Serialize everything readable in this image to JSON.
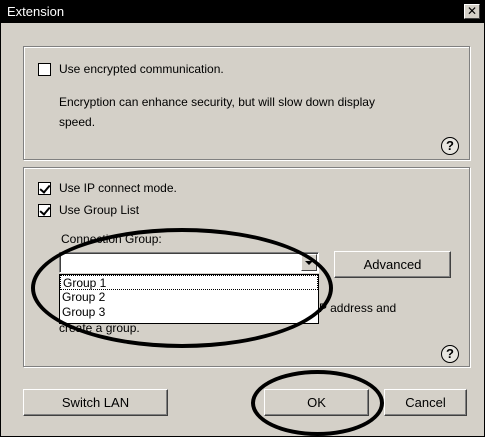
{
  "window": {
    "title": "Extension"
  },
  "encryption": {
    "checkbox_label": "Use encrypted communication.",
    "checked": false,
    "description_line1": "Encryption can enhance security, but will slow down display",
    "description_line2": "speed."
  },
  "ipmode": {
    "ip_connect_label": "Use IP connect mode.",
    "ip_connect_checked": true,
    "group_list_label": "Use Group List",
    "group_list_checked": true,
    "connection_group_label": "Connection Group:",
    "combo_value": "",
    "options": [
      "Group 1",
      "Group 2",
      "Group 3"
    ],
    "selected_option": "Group 1",
    "advanced_label": "Advanced",
    "hint_right": "P address and",
    "hint_line2": "create a group."
  },
  "help": {
    "glyph": "?"
  },
  "buttons": {
    "switch_lan": "Switch LAN",
    "ok": "OK",
    "cancel": "Cancel"
  },
  "close_glyph": "✕"
}
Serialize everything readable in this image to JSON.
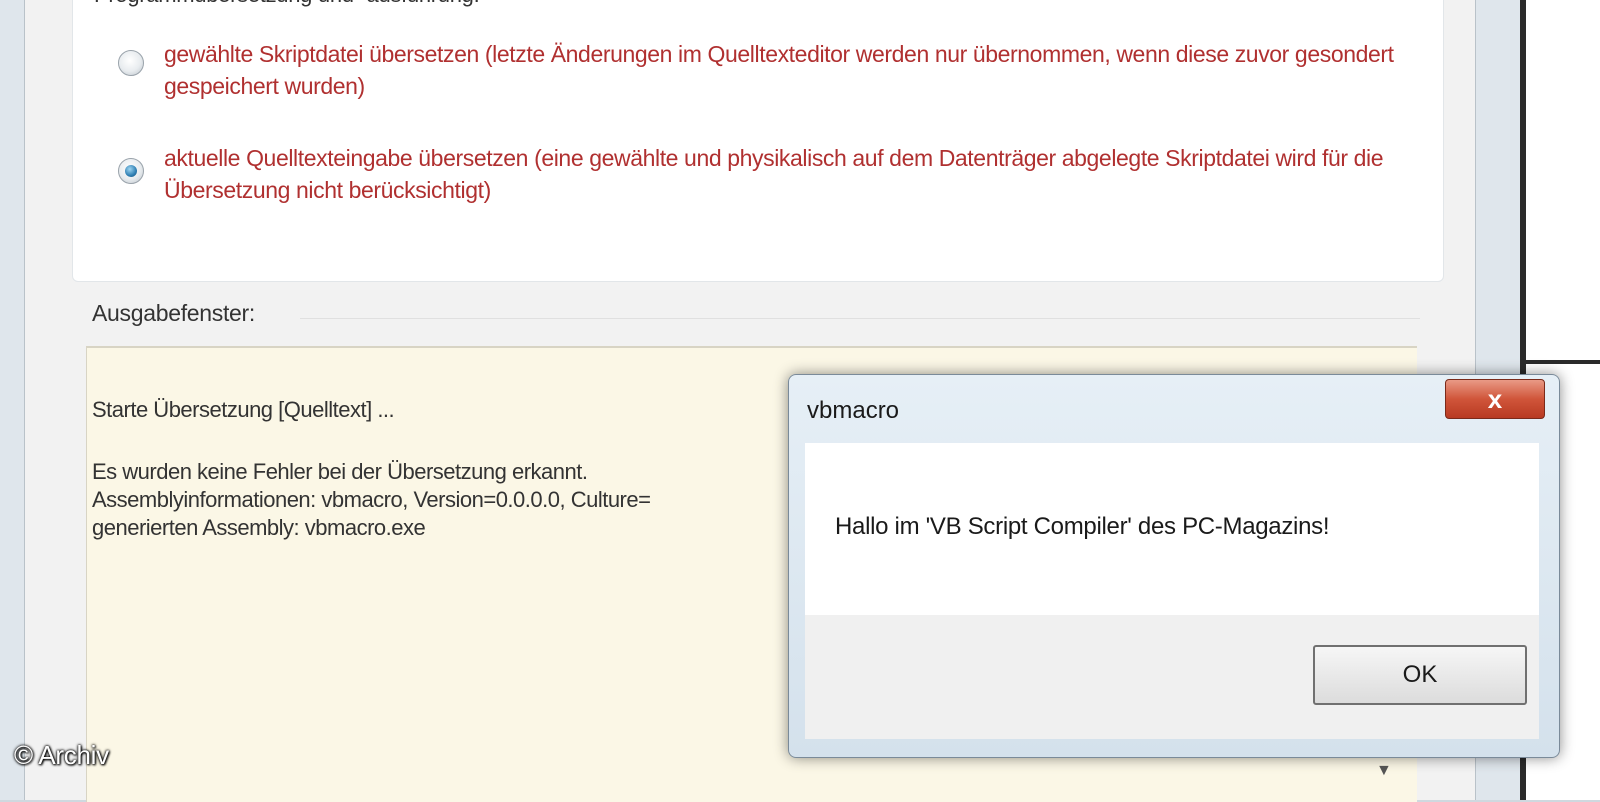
{
  "options": {
    "caption": "Programmübersetzung und -ausführung:",
    "radio1_label": "gewählte Skriptdatei übersetzen (letzte Änderungen im Quelltexteditor werden nur übernommen, wenn diese zuvor gesondert gespeichert wurden)",
    "radio1_checked": false,
    "radio2_label": "aktuelle Quelltexteingabe übersetzen (eine gewählte und physikalisch auf dem Datenträger abgelegte Skriptdatei wird für die Übersetzung nicht berücksichtigt)",
    "radio2_checked": true
  },
  "output": {
    "label": "Ausgabefenster:",
    "lines": [
      "Starte Übersetzung [Quelltext] ...",
      "Es wurden keine Fehler bei der Übersetzung erkannt.",
      "Assemblyinformationen: vbmacro, Version=0.0.0.0, Culture=",
      "generierten Assembly: vbmacro.exe"
    ]
  },
  "dialog": {
    "title": "vbmacro",
    "close_label": "x",
    "message": "Hallo im 'VB Script Compiler' des PC-Magazins!",
    "ok_label": "OK"
  },
  "watermark": "© Archiv",
  "colors": {
    "option_text": "#b03030",
    "output_bg": "#fbf7e6",
    "close_button": "#d0553a"
  }
}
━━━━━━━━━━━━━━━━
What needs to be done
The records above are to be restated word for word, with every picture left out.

Result of the task
Serialize everything readable in this image to JSON.
{
  "window": {
    "title": "Extension"
  },
  "encryption": {
    "checkbox_label": "Use encrypted communication.",
    "checked": false,
    "description_line1": "Encryption can enhance security, but will slow down display",
    "description_line2": "speed."
  },
  "ipmode": {
    "ip_connect_label": "Use IP connect mode.",
    "ip_connect_checked": true,
    "group_list_label": "Use Group List",
    "group_list_checked": true,
    "connection_group_label": "Connection Group:",
    "combo_value": "",
    "options": [
      "Group 1",
      "Group 2",
      "Group 3"
    ],
    "selected_option": "Group 1",
    "advanced_label": "Advanced",
    "hint_right": "P address and",
    "hint_line2": "create a group."
  },
  "help": {
    "glyph": "?"
  },
  "buttons": {
    "switch_lan": "Switch LAN",
    "ok": "OK",
    "cancel": "Cancel"
  },
  "close_glyph": "✕"
}
Serialize everything readable in this image to JSON.
{
  "options": {
    "caption": "Programmübersetzung und -ausführung:",
    "radio1_label": "gewählte Skriptdatei übersetzen (letzte Änderungen im Quelltexteditor werden nur übernommen, wenn diese zuvor gesondert gespeichert wurden)",
    "radio1_checked": false,
    "radio2_label": "aktuelle Quelltexteingabe übersetzen (eine gewählte und physikalisch auf dem Datenträger abgelegte Skriptdatei wird für die Übersetzung nicht berücksichtigt)",
    "radio2_checked": true
  },
  "output": {
    "label": "Ausgabefenster:",
    "lines": [
      "Starte Übersetzung [Quelltext] ...",
      "Es wurden keine Fehler bei der Übersetzung erkannt.",
      "Assemblyinformationen: vbmacro, Version=0.0.0.0, Culture=",
      "generierten Assembly: vbmacro.exe"
    ]
  },
  "dialog": {
    "title": "vbmacro",
    "close_label": "x",
    "message": "Hallo im 'VB Script Compiler' des PC-Magazins!",
    "ok_label": "OK"
  },
  "watermark": "© Archiv",
  "colors": {
    "option_text": "#b03030",
    "output_bg": "#fbf7e6",
    "close_button": "#d0553a"
  }
}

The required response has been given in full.